### [DESCRIPTION OF THE TASK]
Exclude all pictures, then copy each of the records exactly as written.

#####

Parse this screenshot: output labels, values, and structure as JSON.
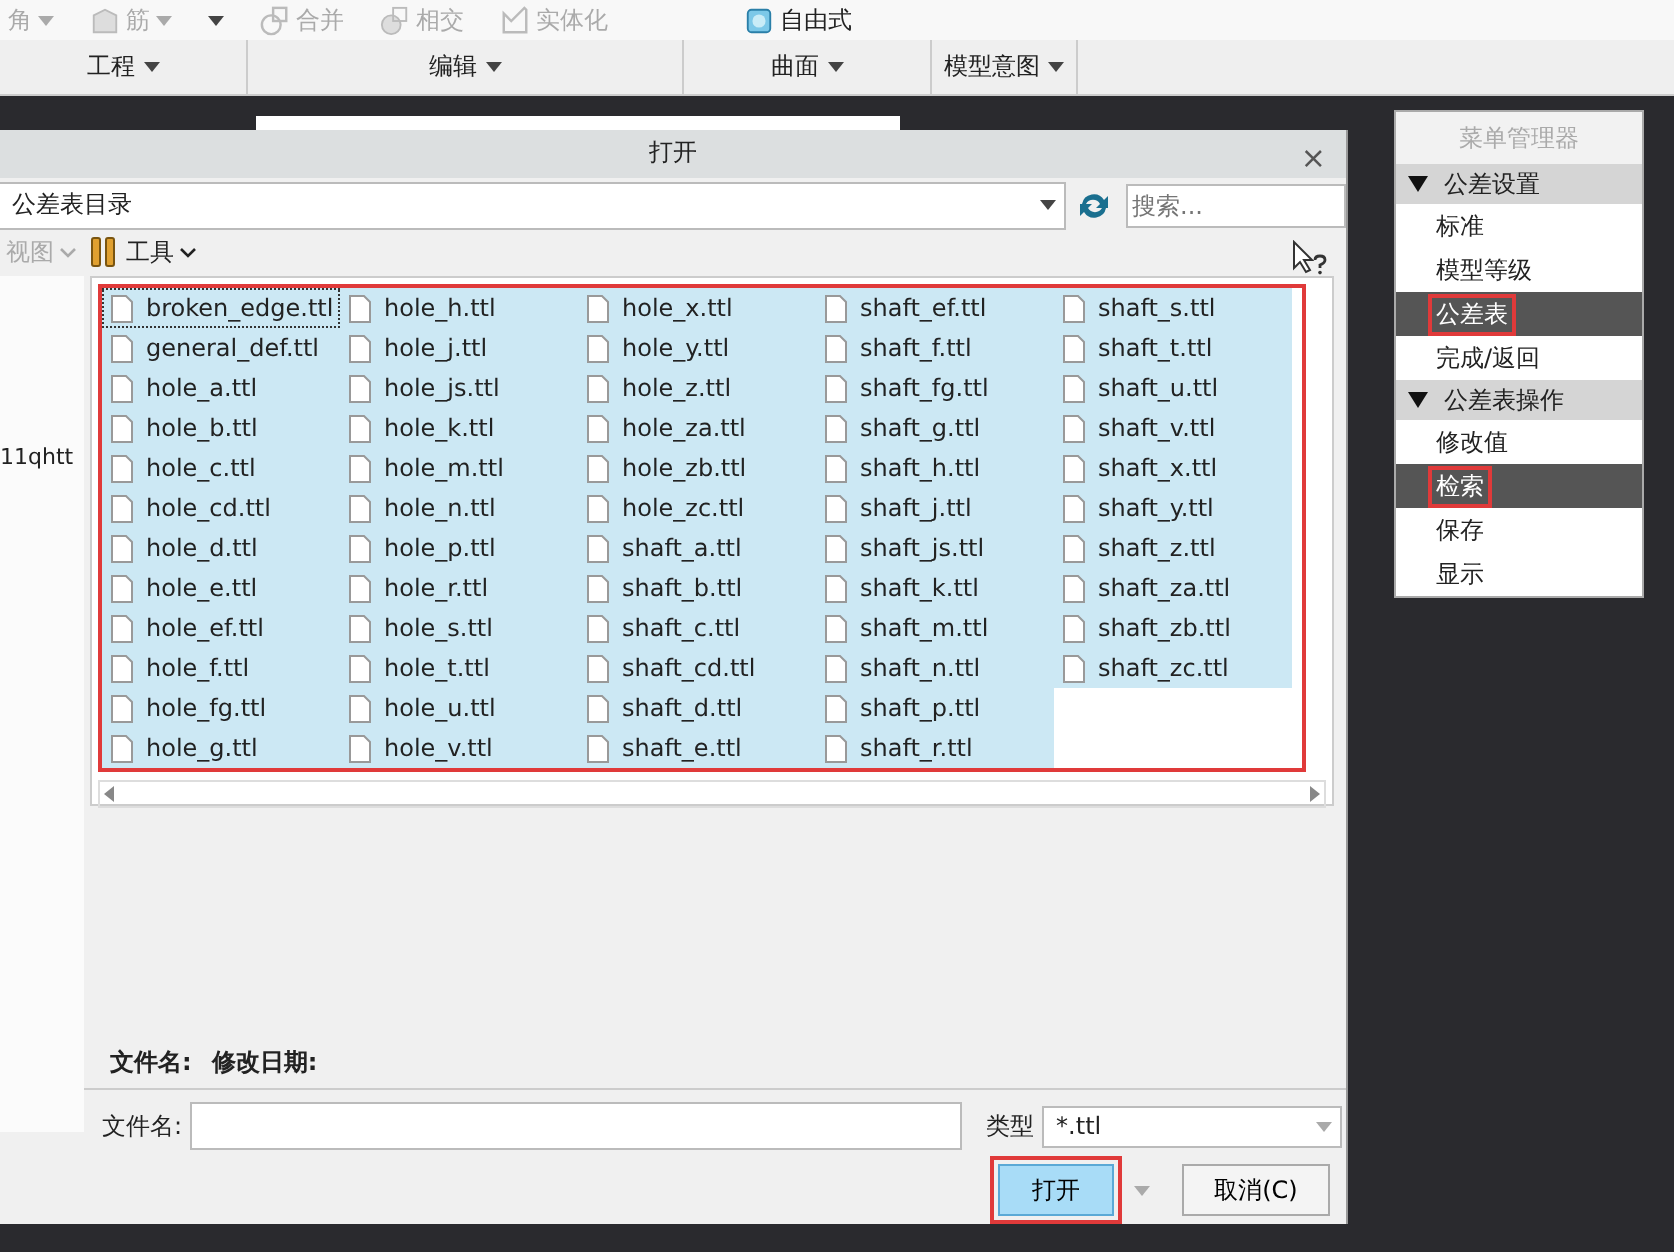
{
  "ribbon": {
    "tools": [
      {
        "label": "角",
        "kind": "chamfer",
        "disabled": true
      },
      {
        "label": "筋",
        "kind": "rib",
        "disabled": true
      },
      {
        "kind": "dropdown"
      },
      {
        "label": "合并",
        "kind": "merge",
        "disabled": true
      },
      {
        "label": "相交",
        "kind": "intersect",
        "disabled": true
      },
      {
        "label": "实体化",
        "kind": "solidify",
        "disabled": true
      },
      {
        "label": "自由式",
        "kind": "freestyle",
        "disabled": false
      }
    ],
    "groups": [
      {
        "label": "工程"
      },
      {
        "label": "编辑"
      },
      {
        "label": "曲面"
      },
      {
        "label": "模型意图"
      }
    ]
  },
  "dialog": {
    "title": "打开",
    "close": "×",
    "location": {
      "value": "公差表目录"
    },
    "search": {
      "placeholder": "搜索..."
    },
    "toolbar": [
      {
        "label": "视图",
        "disabled": true
      },
      {
        "label": "工具",
        "disabled": false
      }
    ],
    "side_pane_text": "11qhtt",
    "file_list": {
      "annotated": true,
      "files": [
        {
          "name": "broken_edge.ttl",
          "selected": true,
          "focused": true
        },
        {
          "name": "general_def.ttl",
          "selected": true,
          "focused": false
        },
        {
          "name": "hole_a.ttl",
          "selected": true,
          "focused": false
        },
        {
          "name": "hole_b.ttl",
          "selected": true,
          "focused": false
        },
        {
          "name": "hole_c.ttl",
          "selected": true,
          "focused": false
        },
        {
          "name": "hole_cd.ttl",
          "selected": true,
          "focused": false
        },
        {
          "name": "hole_d.ttl",
          "selected": true,
          "focused": false
        },
        {
          "name": "hole_e.ttl",
          "selected": true,
          "focused": false
        },
        {
          "name": "hole_ef.ttl",
          "selected": true,
          "focused": false
        },
        {
          "name": "hole_f.ttl",
          "selected": true,
          "focused": false
        },
        {
          "name": "hole_fg.ttl",
          "selected": true,
          "focused": false
        },
        {
          "name": "hole_g.ttl",
          "selected": true,
          "focused": false
        },
        {
          "name": "hole_h.ttl",
          "selected": true,
          "focused": false
        },
        {
          "name": "hole_j.ttl",
          "selected": true,
          "focused": false
        },
        {
          "name": "hole_js.ttl",
          "selected": true,
          "focused": false
        },
        {
          "name": "hole_k.ttl",
          "selected": true,
          "focused": false
        },
        {
          "name": "hole_m.ttl",
          "selected": true,
          "focused": false
        },
        {
          "name": "hole_n.ttl",
          "selected": true,
          "focused": false
        },
        {
          "name": "hole_p.ttl",
          "selected": true,
          "focused": false
        },
        {
          "name": "hole_r.ttl",
          "selected": true,
          "focused": false
        },
        {
          "name": "hole_s.ttl",
          "selected": true,
          "focused": false
        },
        {
          "name": "hole_t.ttl",
          "selected": true,
          "focused": false
        },
        {
          "name": "hole_u.ttl",
          "selected": true,
          "focused": false
        },
        {
          "name": "hole_v.ttl",
          "selected": true,
          "focused": false
        },
        {
          "name": "hole_x.ttl",
          "selected": true,
          "focused": false
        },
        {
          "name": "hole_y.ttl",
          "selected": true,
          "focused": false
        },
        {
          "name": "hole_z.ttl",
          "selected": true,
          "focused": false
        },
        {
          "name": "hole_za.ttl",
          "selected": true,
          "focused": false
        },
        {
          "name": "hole_zb.ttl",
          "selected": true,
          "focused": false
        },
        {
          "name": "hole_zc.ttl",
          "selected": true,
          "focused": false
        },
        {
          "name": "shaft_a.ttl",
          "selected": true,
          "focused": false
        },
        {
          "name": "shaft_b.ttl",
          "selected": true,
          "focused": false
        },
        {
          "name": "shaft_c.ttl",
          "selected": true,
          "focused": false
        },
        {
          "name": "shaft_cd.ttl",
          "selected": true,
          "focused": false
        },
        {
          "name": "shaft_d.ttl",
          "selected": true,
          "focused": false
        },
        {
          "name": "shaft_e.ttl",
          "selected": true,
          "focused": false
        },
        {
          "name": "shaft_ef.ttl",
          "selected": true,
          "focused": false
        },
        {
          "name": "shaft_f.ttl",
          "selected": true,
          "focused": false
        },
        {
          "name": "shaft_fg.ttl",
          "selected": true,
          "focused": false
        },
        {
          "name": "shaft_g.ttl",
          "selected": true,
          "focused": false
        },
        {
          "name": "shaft_h.ttl",
          "selected": true,
          "focused": false
        },
        {
          "name": "shaft_j.ttl",
          "selected": true,
          "focused": false
        },
        {
          "name": "shaft_js.ttl",
          "selected": true,
          "focused": false
        },
        {
          "name": "shaft_k.ttl",
          "selected": true,
          "focused": false
        },
        {
          "name": "shaft_m.ttl",
          "selected": true,
          "focused": false
        },
        {
          "name": "shaft_n.ttl",
          "selected": true,
          "focused": false
        },
        {
          "name": "shaft_p.ttl",
          "selected": true,
          "focused": false
        },
        {
          "name": "shaft_r.ttl",
          "selected": true,
          "focused": false
        },
        {
          "name": "shaft_s.ttl",
          "selected": true,
          "focused": false
        },
        {
          "name": "shaft_t.ttl",
          "selected": true,
          "focused": false
        },
        {
          "name": "shaft_u.ttl",
          "selected": true,
          "focused": false
        },
        {
          "name": "shaft_v.ttl",
          "selected": true,
          "focused": false
        },
        {
          "name": "shaft_x.ttl",
          "selected": true,
          "focused": false
        },
        {
          "name": "shaft_y.ttl",
          "selected": true,
          "focused": false
        },
        {
          "name": "shaft_z.ttl",
          "selected": true,
          "focused": false
        },
        {
          "name": "shaft_za.ttl",
          "selected": true,
          "focused": false
        },
        {
          "name": "shaft_zb.ttl",
          "selected": true,
          "focused": false
        },
        {
          "name": "shaft_zc.ttl",
          "selected": true,
          "focused": false
        }
      ]
    },
    "details_header": [
      "文件名:",
      "修改日期:"
    ],
    "filename": {
      "label": "文件名:"
    },
    "type": {
      "label": "类型",
      "value": "*.ttl"
    },
    "buttons": [
      {
        "label": "打开",
        "primary": true,
        "annotated": true
      },
      {
        "label": "取消(C)",
        "primary": false,
        "annotated": false
      }
    ]
  },
  "menu_manager": {
    "title": "菜单管理器",
    "sections": [
      {
        "label": "公差设置",
        "expanded": true,
        "items": [
          {
            "label": "标准",
            "selected": false,
            "annotated": false
          },
          {
            "label": "模型等级",
            "selected": false,
            "annotated": false
          },
          {
            "label": "公差表",
            "selected": true,
            "annotated": true
          },
          {
            "label": "完成/返回",
            "selected": false,
            "annotated": false
          }
        ]
      },
      {
        "label": "公差表操作",
        "expanded": true,
        "items": [
          {
            "label": "修改值",
            "selected": false,
            "annotated": false
          },
          {
            "label": "检索",
            "selected": true,
            "annotated": true
          },
          {
            "label": "保存",
            "selected": false,
            "annotated": false
          },
          {
            "label": "显示",
            "selected": false,
            "annotated": false
          }
        ]
      }
    ]
  }
}
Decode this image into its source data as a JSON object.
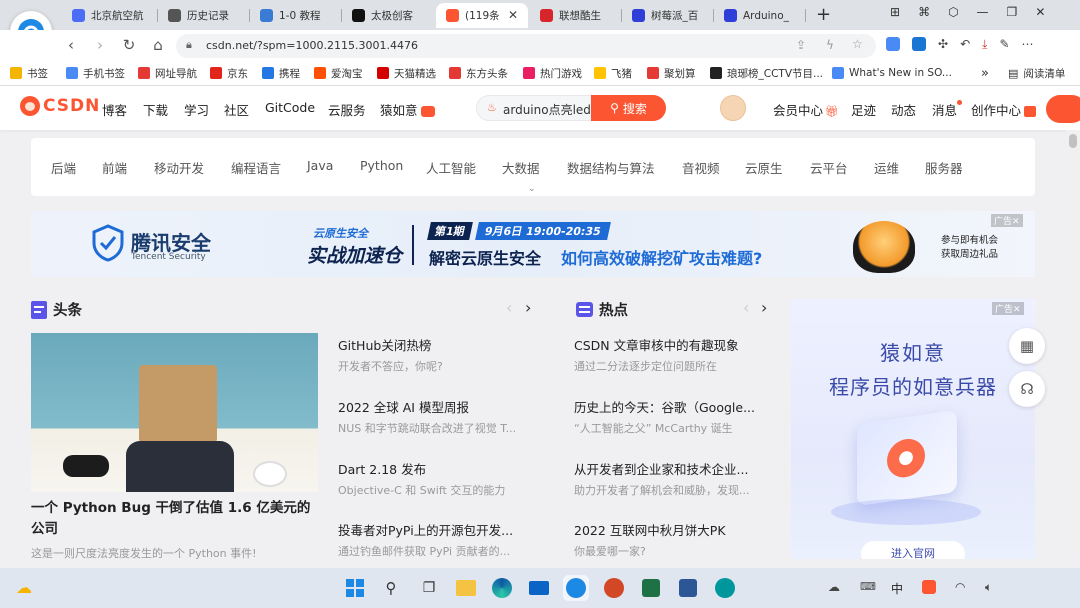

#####

### [SOLUTION TO THE EXERCISE]
Parse this screenshot: output labels, values, and structure as JSON.
{
  "ribbon": {
    "tools": [
      {
        "label": "角",
        "kind": "chamfer",
        "disabled": true
      },
      {
        "label": "筋",
        "kind": "rib",
        "disabled": true
      },
      {
        "kind": "dropdown"
      },
      {
        "label": "合并",
        "kind": "merge",
        "disabled": true
      },
      {
        "label": "相交",
        "kind": "intersect",
        "disabled": true
      },
      {
        "label": "实体化",
        "kind": "solidify",
        "disabled": true
      },
      {
        "label": "自由式",
        "kind": "freestyle",
        "disabled": false
      }
    ],
    "groups": [
      {
        "label": "工程"
      },
      {
        "label": "编辑"
      },
      {
        "label": "曲面"
      },
      {
        "label": "模型意图"
      }
    ]
  },
  "dialog": {
    "title": "打开",
    "close": "×",
    "location": {
      "value": "公差表目录"
    },
    "search": {
      "placeholder": "搜索..."
    },
    "toolbar": [
      {
        "label": "视图",
        "disabled": true
      },
      {
        "label": "工具",
        "disabled": false
      }
    ],
    "side_pane_text": "11qhtt",
    "file_list": {
      "annotated": true,
      "files": [
        {
          "name": "broken_edge.ttl",
          "selected": true,
          "focused": true
        },
        {
          "name": "general_def.ttl",
          "selected": true,
          "focused": false
        },
        {
          "name": "hole_a.ttl",
          "selected": true,
          "focused": false
        },
        {
          "name": "hole_b.ttl",
          "selected": true,
          "focused": false
        },
        {
          "name": "hole_c.ttl",
          "selected": true,
          "focused": false
        },
        {
          "name": "hole_cd.ttl",
          "selected": true,
          "focused": false
        },
        {
          "name": "hole_d.ttl",
          "selected": true,
          "focused": false
        },
        {
          "name": "hole_e.ttl",
          "selected": true,
          "focused": false
        },
        {
          "name": "hole_ef.ttl",
          "selected": true,
          "focused": false
        },
        {
          "name": "hole_f.ttl",
          "selected": true,
          "focused": false
        },
        {
          "name": "hole_fg.ttl",
          "selected": true,
          "focused": false
        },
        {
          "name": "hole_g.ttl",
          "selected": true,
          "focused": false
        },
        {
          "name": "hole_h.ttl",
          "selected": true,
          "focused": false
        },
        {
          "name": "hole_j.ttl",
          "selected": true,
          "focused": false
        },
        {
          "name": "hole_js.ttl",
          "selected": true,
          "focused": false
        },
        {
          "name": "hole_k.ttl",
          "selected": true,
          "focused": false
        },
        {
          "name": "hole_m.ttl",
          "selected": true,
          "focused": false
        },
        {
          "name": "hole_n.ttl",
          "selected": true,
          "focused": false
        },
        {
          "name": "hole_p.ttl",
          "selected": true,
          "focused": false
        },
        {
          "name": "hole_r.ttl",
          "selected": true,
          "focused": false
        },
        {
          "name": "hole_s.ttl",
          "selected": true,
          "focused": false
        },
        {
          "name": "hole_t.ttl",
          "selected": true,
          "focused": false
        },
        {
          "name": "hole_u.ttl",
          "selected": true,
          "focused": false
        },
        {
          "name": "hole_v.ttl",
          "selected": true,
          "focused": false
        },
        {
          "name": "hole_x.ttl",
          "selected": true,
          "focused": false
        },
        {
          "name": "hole_y.ttl",
          "selected": true,
          "focused": false
        },
        {
          "name": "hole_z.ttl",
          "selected": true,
          "focused": false
        },
        {
          "name": "hole_za.ttl",
          "selected": true,
          "focused": false
        },
        {
          "name": "hole_zb.ttl",
          "selected": true,
          "focused": false
        },
        {
          "name": "hole_zc.ttl",
          "selected": true,
          "focused": false
        },
        {
          "name": "shaft_a.ttl",
          "selected": true,
          "focused": false
        },
        {
          "name": "shaft_b.ttl",
          "selected": true,
          "focused": false
        },
        {
          "name": "shaft_c.ttl",
          "selected": true,
          "focused": false
        },
        {
          "name": "shaft_cd.ttl",
          "selected": true,
          "focused": false
        },
        {
          "name": "shaft_d.ttl",
          "selected": true,
          "focused": false
        },
        {
          "name": "shaft_e.ttl",
          "selected": true,
          "focused": false
        },
        {
          "name": "shaft_ef.ttl",
          "selected": true,
          "focused": false
        },
        {
          "name": "shaft_f.ttl",
          "selected": true,
          "focused": false
        },
        {
          "name": "shaft_fg.ttl",
          "selected": true,
          "focused": false
        },
        {
          "name": "shaft_g.ttl",
          "selected": true,
          "focused": false
        },
        {
          "name": "shaft_h.ttl",
          "selected": true,
          "focused": false
        },
        {
          "name": "shaft_j.ttl",
          "selected": true,
          "focused": false
        },
        {
          "name": "shaft_js.ttl",
          "selected": true,
          "focused": false
        },
        {
          "name": "shaft_k.ttl",
          "selected": true,
          "focused": false
        },
        {
          "name": "shaft_m.ttl",
          "selected": true,
          "focused": false
        },
        {
          "name": "shaft_n.ttl",
          "selected": true,
          "focused": false
        },
        {
          "name": "shaft_p.ttl",
          "selected": true,
          "focused": false
        },
        {
          "name": "shaft_r.ttl",
          "selected": true,
          "focused": false
        },
        {
          "name": "shaft_s.ttl",
          "selected": true,
          "focused": false
        },
        {
          "name": "shaft_t.ttl",
          "selected": true,
          "focused": false
        },
        {
          "name": "shaft_u.ttl",
          "selected": true,
          "focused": false
        },
        {
          "name": "shaft_v.ttl",
          "selected": true,
          "focused": false
        },
        {
          "name": "shaft_x.ttl",
          "selected": true,
          "focused": false
        },
        {
          "name": "shaft_y.ttl",
          "selected": true,
          "focused": false
        },
        {
          "name": "shaft_z.ttl",
          "selected": true,
          "focused": false
        },
        {
          "name": "shaft_za.ttl",
          "selected": true,
          "focused": false
        },
        {
          "name": "shaft_zb.ttl",
          "selected": true,
          "focused": false
        },
        {
          "name": "shaft_zc.ttl",
          "selected": true,
          "focused": false
        }
      ]
    },
    "details_header": [
      "文件名:",
      "修改日期:"
    ],
    "filename": {
      "label": "文件名:"
    },
    "type": {
      "label": "类型",
      "value": "*.ttl"
    },
    "buttons": [
      {
        "label": "打开",
        "primary": true,
        "annotated": true
      },
      {
        "label": "取消(C)",
        "primary": false,
        "annotated": false
      }
    ]
  },
  "menu_manager": {
    "title": "菜单管理器",
    "sections": [
      {
        "label": "公差设置",
        "expanded": true,
        "items": [
          {
            "label": "标准",
            "selected": false,
            "annotated": false
          },
          {
            "label": "模型等级",
            "selected": false,
            "annotated": false
          },
          {
            "label": "公差表",
            "selected": true,
            "annotated": true
          },
          {
            "label": "完成/返回",
            "selected": false,
            "annotated": false
          }
        ]
      },
      {
        "label": "公差表操作",
        "expanded": true,
        "items": [
          {
            "label": "修改值",
            "selected": false,
            "annotated": false
          },
          {
            "label": "检索",
            "selected": true,
            "annotated": true
          },
          {
            "label": "保存",
            "selected": false,
            "annotated": false
          },
          {
            "label": "显示",
            "selected": false,
            "annotated": false
          }
        ]
      }
    ]
  }
}
Decode this image into its source data as a JSON object.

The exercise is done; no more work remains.